** Exercise aim **
When you restate the entries that follow, keep every word exactly and drop the pictures.

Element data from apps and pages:
□ □ □ □ □

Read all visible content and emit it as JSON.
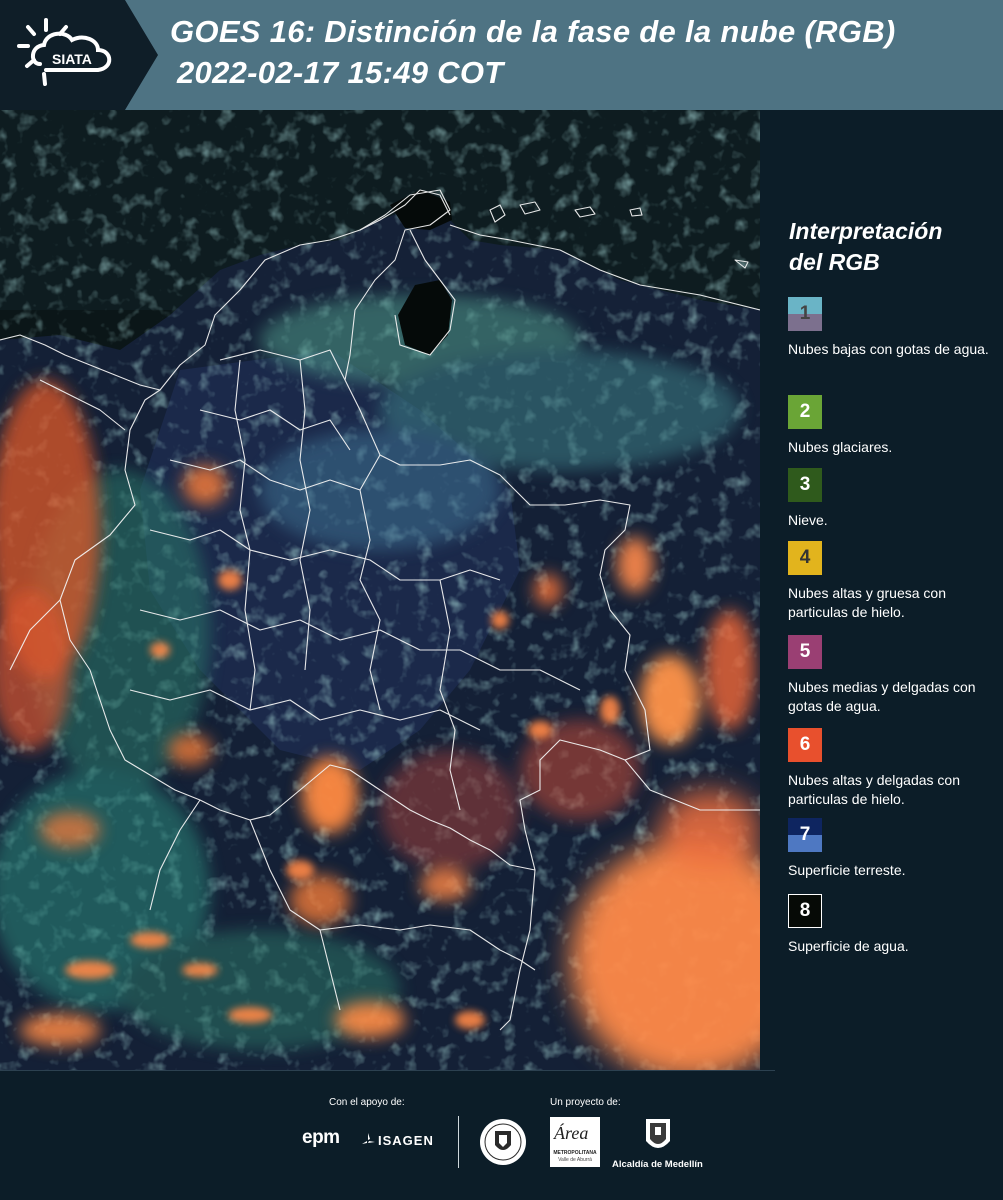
{
  "header": {
    "logo_text": "SIATA",
    "title_line1": "GOES 16: Distinción de la fase de la nube (RGB)",
    "title_line2": "2022-02-17 15:49 COT"
  },
  "legend": {
    "title_line1": "Interpretación",
    "title_line2": "del RGB",
    "items": [
      {
        "number": "1",
        "label": "Nubes bajas con gotas de agua.",
        "color_top": "#6ab4c6",
        "color_bottom": "#7c708e",
        "number_color": "#444444"
      },
      {
        "number": "2",
        "label": "Nubes glaciares.",
        "color_top": "#6aa536",
        "color_bottom": "#6aa536",
        "number_color": "#ffffff"
      },
      {
        "number": "3",
        "label": "Nieve.",
        "color_top": "#2f5a1c",
        "color_bottom": "#2f5a1c",
        "number_color": "#ffffff"
      },
      {
        "number": "4",
        "label": "Nubes altas y gruesa con particulas de hielo.",
        "color_top": "#e2b41d",
        "color_bottom": "#e2b41d",
        "number_color": "#333333"
      },
      {
        "number": "5",
        "label": "Nubes medias y delgadas con gotas de agua.",
        "color_top": "#9a3f73",
        "color_bottom": "#9a3f73",
        "number_color": "#ffffff"
      },
      {
        "number": "6",
        "label": "Nubes altas y delgadas con particulas de hielo.",
        "color_top": "#e8502d",
        "color_bottom": "#e8502d",
        "number_color": "#ffffff"
      },
      {
        "number": "7",
        "label": "Superficie terreste.",
        "color_top": "#0e2560",
        "color_bottom": "#4e78c2",
        "number_color": "#ffffff"
      },
      {
        "number": "8",
        "label": "Superficie de agua.",
        "color_top": "#060a06",
        "color_bottom": "#060a06",
        "number_color": "#ffffff"
      }
    ]
  },
  "footer": {
    "support_label": "Con el apoyo de:",
    "project_label": "Un proyecto de:",
    "sponsor_epm": "epm",
    "sponsor_isagen": "ISAGEN",
    "area_text": "Área",
    "area_sub1": "METROPOLITANA",
    "area_sub2": "Valle de Aburrá",
    "alcaldia": "Alcaldía de Medellín"
  }
}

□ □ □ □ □

** Written answer **
Read all visible content and emit it as JSON.
{
  "header": {
    "logo_text": "SIATA",
    "title_line1": "GOES 16: Distinción de la fase de la nube (RGB)",
    "title_line2": "2022-02-17 15:49 COT"
  },
  "legend": {
    "title_line1": "Interpretación",
    "title_line2": "del RGB",
    "items": [
      {
        "number": "1",
        "label": "Nubes bajas con gotas de agua.",
        "color_top": "#6ab4c6",
        "color_bottom": "#7c708e",
        "number_color": "#444444"
      },
      {
        "number": "2",
        "label": "Nubes glaciares.",
        "color_top": "#6aa536",
        "color_bottom": "#6aa536",
        "number_color": "#ffffff"
      },
      {
        "number": "3",
        "label": "Nieve.",
        "color_top": "#2f5a1c",
        "color_bottom": "#2f5a1c",
        "number_color": "#ffffff"
      },
      {
        "number": "4",
        "label": "Nubes altas y gruesa con particulas de hielo.",
        "color_top": "#e2b41d",
        "color_bottom": "#e2b41d",
        "number_color": "#333333"
      },
      {
        "number": "5",
        "label": "Nubes medias y delgadas con gotas de agua.",
        "color_top": "#9a3f73",
        "color_bottom": "#9a3f73",
        "number_color": "#ffffff"
      },
      {
        "number": "6",
        "label": "Nubes altas y delgadas con particulas de hielo.",
        "color_top": "#e8502d",
        "color_bottom": "#e8502d",
        "number_color": "#ffffff"
      },
      {
        "number": "7",
        "label": "Superficie terreste.",
        "color_top": "#0e2560",
        "color_bottom": "#4e78c2",
        "number_color": "#ffffff"
      },
      {
        "number": "8",
        "label": "Superficie de agua.",
        "color_top": "#060a06",
        "color_bottom": "#060a06",
        "number_color": "#ffffff"
      }
    ]
  },
  "footer": {
    "support_label": "Con el apoyo de:",
    "project_label": "Un proyecto de:",
    "sponsor_epm": "epm",
    "sponsor_isagen": "ISAGEN",
    "area_text": "Área",
    "area_sub1": "METROPOLITANA",
    "area_sub2": "Valle de Aburrá",
    "alcaldia": "Alcaldía de Medellín"
  }
}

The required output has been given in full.